IoT Vulnerable to DDoS
A new report from Neustar claims that companies employing IoT devices are not as focused on their security as they should be.
- By Lindsay Stares
- May 19, 2016
It may look like alphabet soup to the uninitiated, but it's true: devices on the Internet of Things (IoT) may be especially vulnerable to distributed denial of service (DDoS) attacks.
This is according to a report released by Neustar, a provider of real-time, cloud-based information services and data analytics. Neustar recently surveyed more than a thousand directors, managers, and C-suite executives from around the world about their experiences with DDoS attacks. The respondents to the survey came from multiple sectors and many speak for highly profitable organizations, with 79 percent reporting yearly revenues of more than $100 million.

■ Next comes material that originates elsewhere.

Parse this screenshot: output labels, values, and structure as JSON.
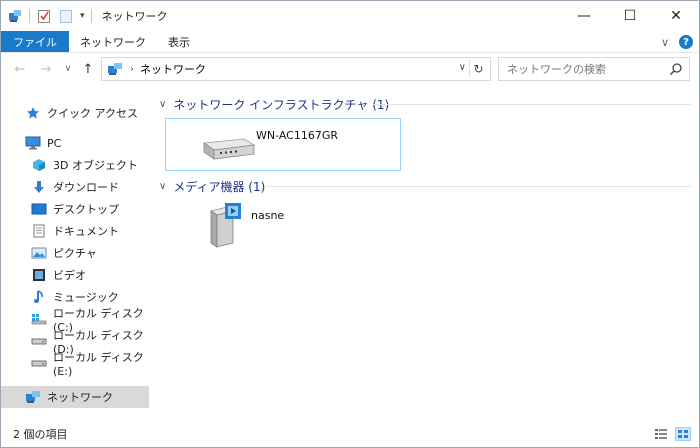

All of these managers and executives recognize that DDoS attacks are a growing problem. Of the organizations surveyed, 73 percent were attacked in 2015. Eighty-two percent of those were attacked more than once, and 45 percent were struck six or more times!
You may think of DDoS as just something that protesters use to shut down websites. At its simplest level, a DDoS attack is performed by sending so many requests -- to a website, server, or other connected device -- that the target is overwhelmed and shuts down. This makes websites impossible to reach, cripples networks, and creates openings for more damaging activity.
According to Neustar, 57 percent of all breaches in 2015 involved theft -- of money, intellectual property, or customer data -- and 45 percent installed or activated a virus or piece of malware to do further damage. Half of the organizations reporting in the study claimed that they would lose one hundred thousand dollars or more every hour if they suffered a DDoS attack at a peak time.
The hackers who commit these attacks are becoming more sophisticated, using multi-vector tactics or subverting the very encryption meant to keep an enterprise safe, thereby increasing the scope and frequency of attacks. It makes sense, then, that 76 percent of survey respondents are investing more in modern DDoS protection.
Organizations are using many different tactics -- often multiple tactics at once -- to protect their networks. The most popular type of protection reported (with 57 percent using it) is firewalls at the ISP to stop damaging traffic before it reaches the network, called black hole filtering. Using cloud services is the next most popular method, with 49 percent of respondents. Companies aren't ignoring the threat.
However, even though 63 percent of these companies are using IoT, only 34 percent say they are focused on protecting those devices.
The Internet of Things includes all manner of connected devices. Uses range from consumer products, e.g., the FitBit, to manufacturing (sensors monitoring the safety and use of factory equipment), to healthcare (connected MRIs allow for remote diagnostics). Connected cars are part of IoT, as are home security devices controlled from a smartphone.
You can already imagine the kind of destruction that could be caused by infiltration of IoT networks. From their own accounts, more than 80 percent of companies will have or deploy an IoT device by 2017. IoT is becoming part of business, and 81 percent of companies that already use IoT devices were attacked in 2015.
Even if it doesn't result in, for example, a connected vehicle losing power on the highway, a DDoS attack can be extremely damaging. Companies that use IoT report that due to breaches, 43 percent of them experienced some form of theft, and 73 percent lost customer trust or suffered other damage to their brand.
Neustar's senior vice president of IoT, Hank Skorny, added his analysis to the findings in this report. He wrote, "Every IT professional knows it can take just one successful hack on an IoT device to access and compromise an entire network. As we continue to ingrain IoT devices into our electrical grid, hospitals, assembly lines and other essential areas of life, the stakes are too high to leave security to chance. Let's get this right the first time."
It's clear from this survey that industries adopting IoT need to make security more of a priority, as the danger of these attacks is only going to grow.
An infographic with more results from the survey is available here.
Lindsay Stares is a production editor at TDWI. You can contact her at firstname.lastname@example.org.